━━━━━ EXERCISE DATA

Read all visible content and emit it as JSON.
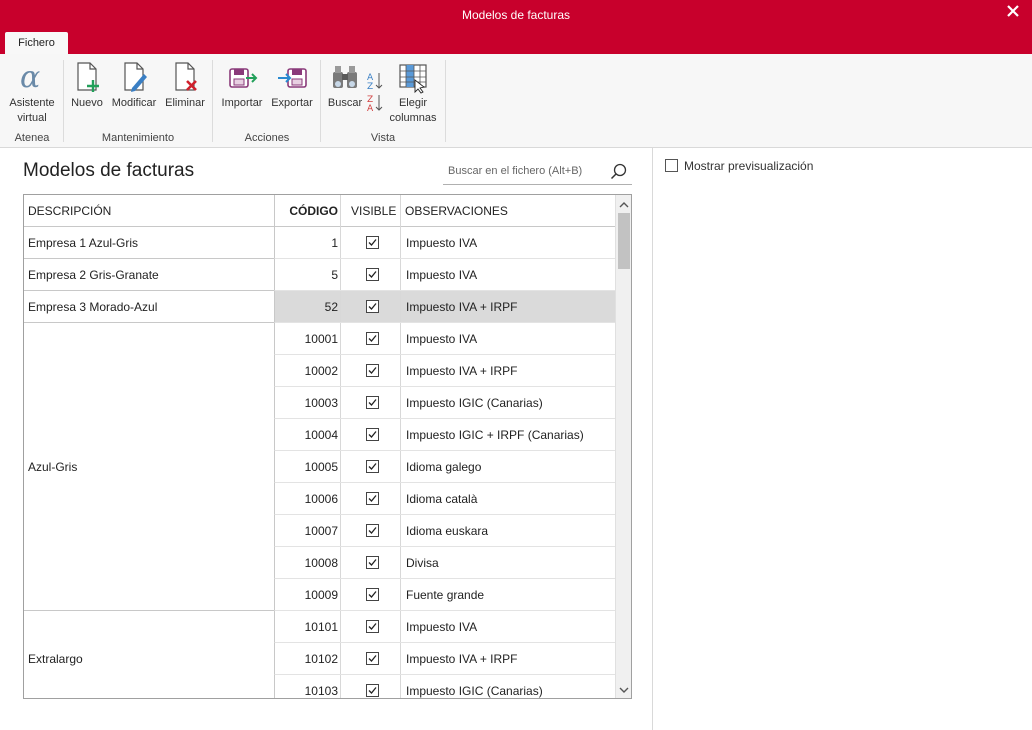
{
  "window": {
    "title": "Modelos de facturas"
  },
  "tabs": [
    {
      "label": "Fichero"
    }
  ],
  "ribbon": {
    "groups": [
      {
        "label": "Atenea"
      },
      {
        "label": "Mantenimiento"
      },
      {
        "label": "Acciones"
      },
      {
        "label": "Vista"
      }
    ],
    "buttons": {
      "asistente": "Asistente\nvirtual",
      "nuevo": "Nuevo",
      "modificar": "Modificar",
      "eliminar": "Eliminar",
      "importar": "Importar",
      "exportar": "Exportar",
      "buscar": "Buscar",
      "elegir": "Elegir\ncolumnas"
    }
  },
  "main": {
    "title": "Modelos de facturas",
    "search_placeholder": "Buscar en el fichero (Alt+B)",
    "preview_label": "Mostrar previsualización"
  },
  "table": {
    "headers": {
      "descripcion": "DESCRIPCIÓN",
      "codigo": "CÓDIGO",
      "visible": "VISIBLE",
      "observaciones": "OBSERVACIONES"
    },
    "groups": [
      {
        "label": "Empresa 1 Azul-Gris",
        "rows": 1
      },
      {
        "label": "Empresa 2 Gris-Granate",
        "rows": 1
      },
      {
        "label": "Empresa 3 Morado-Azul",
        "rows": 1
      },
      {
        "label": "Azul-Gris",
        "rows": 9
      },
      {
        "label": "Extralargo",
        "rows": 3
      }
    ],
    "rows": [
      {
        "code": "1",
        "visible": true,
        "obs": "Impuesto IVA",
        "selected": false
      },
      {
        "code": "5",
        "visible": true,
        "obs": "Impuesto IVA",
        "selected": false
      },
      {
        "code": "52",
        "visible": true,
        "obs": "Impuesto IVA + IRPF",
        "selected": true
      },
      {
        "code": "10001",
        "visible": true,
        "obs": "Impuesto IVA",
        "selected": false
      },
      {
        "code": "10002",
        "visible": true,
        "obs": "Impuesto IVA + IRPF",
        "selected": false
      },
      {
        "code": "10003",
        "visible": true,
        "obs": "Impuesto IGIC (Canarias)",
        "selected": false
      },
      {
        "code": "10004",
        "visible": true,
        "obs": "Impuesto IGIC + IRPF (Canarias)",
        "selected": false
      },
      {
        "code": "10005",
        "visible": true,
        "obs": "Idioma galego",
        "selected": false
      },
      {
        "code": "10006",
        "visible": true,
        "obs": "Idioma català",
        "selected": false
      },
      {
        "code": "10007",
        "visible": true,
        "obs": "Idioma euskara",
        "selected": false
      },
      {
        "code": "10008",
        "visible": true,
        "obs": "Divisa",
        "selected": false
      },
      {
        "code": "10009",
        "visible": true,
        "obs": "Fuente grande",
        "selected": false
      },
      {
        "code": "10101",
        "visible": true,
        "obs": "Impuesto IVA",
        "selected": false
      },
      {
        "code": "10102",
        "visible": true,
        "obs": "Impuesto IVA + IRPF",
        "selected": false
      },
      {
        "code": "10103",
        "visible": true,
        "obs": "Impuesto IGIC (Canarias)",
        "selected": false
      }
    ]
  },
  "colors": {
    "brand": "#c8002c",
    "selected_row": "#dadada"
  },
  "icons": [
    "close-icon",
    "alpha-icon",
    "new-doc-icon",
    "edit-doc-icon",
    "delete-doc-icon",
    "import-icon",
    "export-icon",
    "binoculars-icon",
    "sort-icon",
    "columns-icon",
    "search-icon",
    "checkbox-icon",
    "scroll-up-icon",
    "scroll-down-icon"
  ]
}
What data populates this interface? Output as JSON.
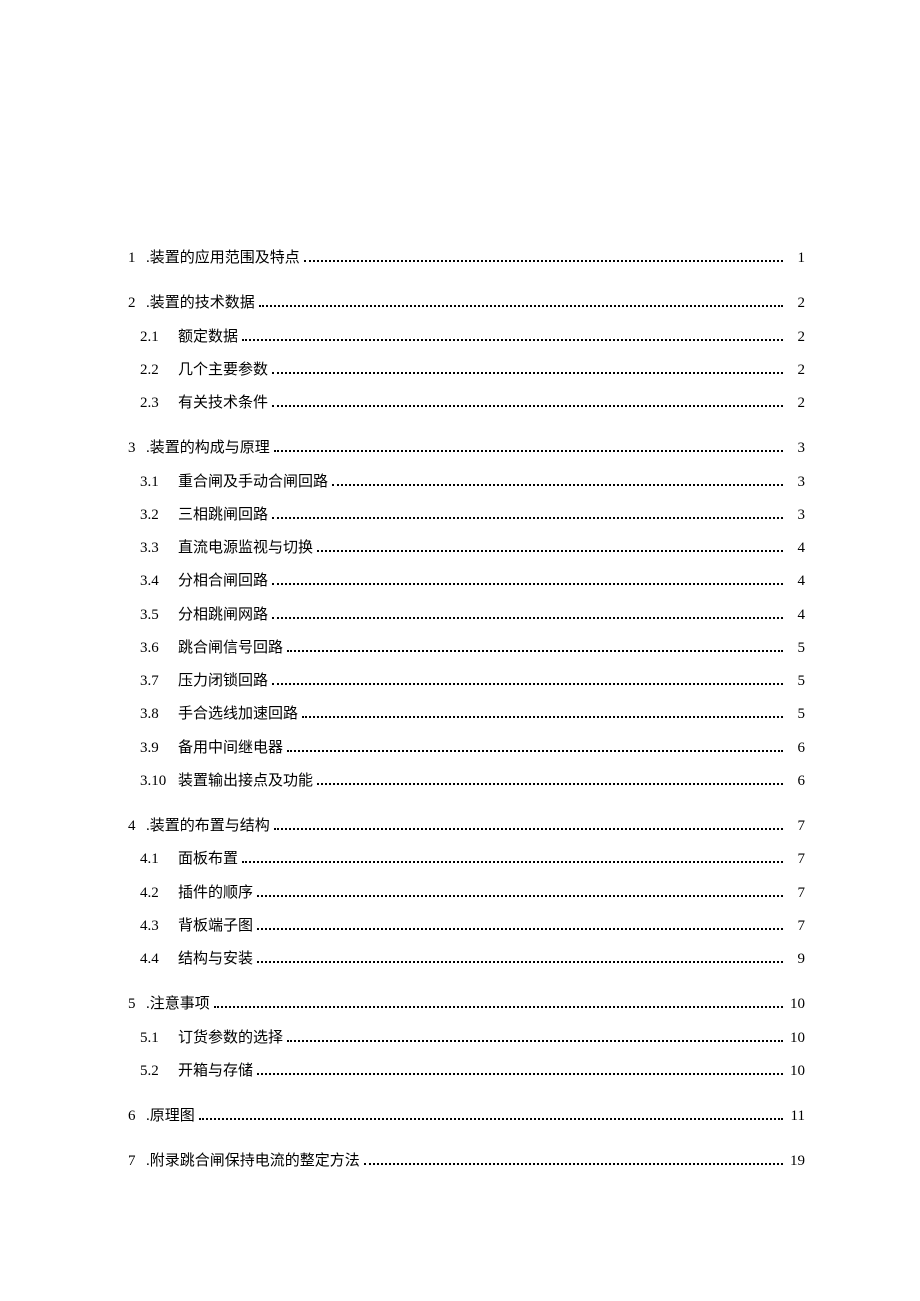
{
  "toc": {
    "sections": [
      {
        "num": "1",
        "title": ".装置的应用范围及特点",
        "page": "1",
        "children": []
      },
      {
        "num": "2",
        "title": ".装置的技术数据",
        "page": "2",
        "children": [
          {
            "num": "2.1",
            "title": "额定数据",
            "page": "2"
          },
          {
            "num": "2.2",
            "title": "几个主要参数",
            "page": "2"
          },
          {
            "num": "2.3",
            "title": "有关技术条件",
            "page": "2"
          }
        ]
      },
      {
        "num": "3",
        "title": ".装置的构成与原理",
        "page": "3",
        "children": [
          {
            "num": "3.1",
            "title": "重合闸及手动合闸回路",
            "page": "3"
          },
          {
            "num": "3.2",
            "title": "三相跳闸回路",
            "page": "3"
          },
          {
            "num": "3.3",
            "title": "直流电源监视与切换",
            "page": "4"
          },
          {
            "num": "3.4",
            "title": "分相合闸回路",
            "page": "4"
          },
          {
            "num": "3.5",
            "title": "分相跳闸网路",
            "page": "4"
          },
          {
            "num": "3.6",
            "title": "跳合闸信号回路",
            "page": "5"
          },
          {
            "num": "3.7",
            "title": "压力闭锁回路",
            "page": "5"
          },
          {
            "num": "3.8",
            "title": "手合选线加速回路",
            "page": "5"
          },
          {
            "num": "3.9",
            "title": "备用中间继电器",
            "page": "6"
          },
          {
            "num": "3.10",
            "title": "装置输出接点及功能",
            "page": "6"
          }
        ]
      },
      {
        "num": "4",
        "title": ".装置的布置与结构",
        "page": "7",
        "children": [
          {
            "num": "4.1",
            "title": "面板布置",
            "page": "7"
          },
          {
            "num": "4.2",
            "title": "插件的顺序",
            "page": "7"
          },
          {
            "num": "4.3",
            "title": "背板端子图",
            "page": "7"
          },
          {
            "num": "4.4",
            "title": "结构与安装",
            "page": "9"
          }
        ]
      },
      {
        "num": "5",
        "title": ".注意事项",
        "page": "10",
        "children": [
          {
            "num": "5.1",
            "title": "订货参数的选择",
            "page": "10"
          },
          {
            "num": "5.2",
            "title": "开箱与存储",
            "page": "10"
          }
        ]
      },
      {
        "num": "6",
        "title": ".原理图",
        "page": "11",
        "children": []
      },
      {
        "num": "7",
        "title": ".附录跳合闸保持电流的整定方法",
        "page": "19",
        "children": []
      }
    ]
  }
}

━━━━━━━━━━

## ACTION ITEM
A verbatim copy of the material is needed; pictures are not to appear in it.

## PROBLEM SOLUTION
Read all visible content and emit it as JSON.
{
  "window": {
    "title": "Modelos de facturas"
  },
  "tabs": [
    {
      "label": "Fichero"
    }
  ],
  "ribbon": {
    "groups": [
      {
        "label": "Atenea"
      },
      {
        "label": "Mantenimiento"
      },
      {
        "label": "Acciones"
      },
      {
        "label": "Vista"
      }
    ],
    "buttons": {
      "asistente": "Asistente\nvirtual",
      "nuevo": "Nuevo",
      "modificar": "Modificar",
      "eliminar": "Eliminar",
      "importar": "Importar",
      "exportar": "Exportar",
      "buscar": "Buscar",
      "elegir": "Elegir\ncolumnas"
    }
  },
  "main": {
    "title": "Modelos de facturas",
    "search_placeholder": "Buscar en el fichero (Alt+B)",
    "preview_label": "Mostrar previsualización"
  },
  "table": {
    "headers": {
      "descripcion": "DESCRIPCIÓN",
      "codigo": "CÓDIGO",
      "visible": "VISIBLE",
      "observaciones": "OBSERVACIONES"
    },
    "groups": [
      {
        "label": "Empresa 1 Azul-Gris",
        "rows": 1
      },
      {
        "label": "Empresa 2 Gris-Granate",
        "rows": 1
      },
      {
        "label": "Empresa 3 Morado-Azul",
        "rows": 1
      },
      {
        "label": "Azul-Gris",
        "rows": 9
      },
      {
        "label": "Extralargo",
        "rows": 3
      }
    ],
    "rows": [
      {
        "code": "1",
        "visible": true,
        "obs": "Impuesto IVA",
        "selected": false
      },
      {
        "code": "5",
        "visible": true,
        "obs": "Impuesto IVA",
        "selected": false
      },
      {
        "code": "52",
        "visible": true,
        "obs": "Impuesto IVA + IRPF",
        "selected": true
      },
      {
        "code": "10001",
        "visible": true,
        "obs": "Impuesto IVA",
        "selected": false
      },
      {
        "code": "10002",
        "visible": true,
        "obs": "Impuesto IVA + IRPF",
        "selected": false
      },
      {
        "code": "10003",
        "visible": true,
        "obs": "Impuesto IGIC (Canarias)",
        "selected": false
      },
      {
        "code": "10004",
        "visible": true,
        "obs": "Impuesto IGIC + IRPF (Canarias)",
        "selected": false
      },
      {
        "code": "10005",
        "visible": true,
        "obs": "Idioma galego",
        "selected": false
      },
      {
        "code": "10006",
        "visible": true,
        "obs": "Idioma català",
        "selected": false
      },
      {
        "code": "10007",
        "visible": true,
        "obs": "Idioma euskara",
        "selected": false
      },
      {
        "code": "10008",
        "visible": true,
        "obs": "Divisa",
        "selected": false
      },
      {
        "code": "10009",
        "visible": true,
        "obs": "Fuente grande",
        "selected": false
      },
      {
        "code": "10101",
        "visible": true,
        "obs": "Impuesto IVA",
        "selected": false
      },
      {
        "code": "10102",
        "visible": true,
        "obs": "Impuesto IVA + IRPF",
        "selected": false
      },
      {
        "code": "10103",
        "visible": true,
        "obs": "Impuesto IGIC (Canarias)",
        "selected": false
      }
    ]
  },
  "colors": {
    "brand": "#c8002c",
    "selected_row": "#dadada"
  },
  "icons": [
    "close-icon",
    "alpha-icon",
    "new-doc-icon",
    "edit-doc-icon",
    "delete-doc-icon",
    "import-icon",
    "export-icon",
    "binoculars-icon",
    "sort-icon",
    "columns-icon",
    "search-icon",
    "checkbox-icon",
    "scroll-up-icon",
    "scroll-down-icon"
  ]
}
What data populates this interface? Output as JSON.
{
  "toc": {
    "sections": [
      {
        "num": "1",
        "title": ".装置的应用范围及特点",
        "page": "1",
        "children": []
      },
      {
        "num": "2",
        "title": ".装置的技术数据",
        "page": "2",
        "children": [
          {
            "num": "2.1",
            "title": "额定数据",
            "page": "2"
          },
          {
            "num": "2.2",
            "title": "几个主要参数",
            "page": "2"
          },
          {
            "num": "2.3",
            "title": "有关技术条件",
            "page": "2"
          }
        ]
      },
      {
        "num": "3",
        "title": ".装置的构成与原理",
        "page": "3",
        "children": [
          {
            "num": "3.1",
            "title": "重合闸及手动合闸回路",
            "page": "3"
          },
          {
            "num": "3.2",
            "title": "三相跳闸回路",
            "page": "3"
          },
          {
            "num": "3.3",
            "title": "直流电源监视与切换",
            "page": "4"
          },
          {
            "num": "3.4",
            "title": "分相合闸回路",
            "page": "4"
          },
          {
            "num": "3.5",
            "title": "分相跳闸网路",
            "page": "4"
          },
          {
            "num": "3.6",
            "title": "跳合闸信号回路",
            "page": "5"
          },
          {
            "num": "3.7",
            "title": "压力闭锁回路",
            "page": "5"
          },
          {
            "num": "3.8",
            "title": "手合选线加速回路",
            "page": "5"
          },
          {
            "num": "3.9",
            "title": "备用中间继电器",
            "page": "6"
          },
          {
            "num": "3.10",
            "title": "装置输出接点及功能",
            "page": "6"
          }
        ]
      },
      {
        "num": "4",
        "title": ".装置的布置与结构",
        "page": "7",
        "children": [
          {
            "num": "4.1",
            "title": "面板布置",
            "page": "7"
          },
          {
            "num": "4.2",
            "title": "插件的顺序",
            "page": "7"
          },
          {
            "num": "4.3",
            "title": "背板端子图",
            "page": "7"
          },
          {
            "num": "4.4",
            "title": "结构与安装",
            "page": "9"
          }
        ]
      },
      {
        "num": "5",
        "title": ".注意事项",
        "page": "10",
        "children": [
          {
            "num": "5.1",
            "title": "订货参数的选择",
            "page": "10"
          },
          {
            "num": "5.2",
            "title": "开箱与存储",
            "page": "10"
          }
        ]
      },
      {
        "num": "6",
        "title": ".原理图",
        "page": "11",
        "children": []
      },
      {
        "num": "7",
        "title": ".附录跳合闸保持电流的整定方法",
        "page": "19",
        "children": []
      }
    ]
  }
}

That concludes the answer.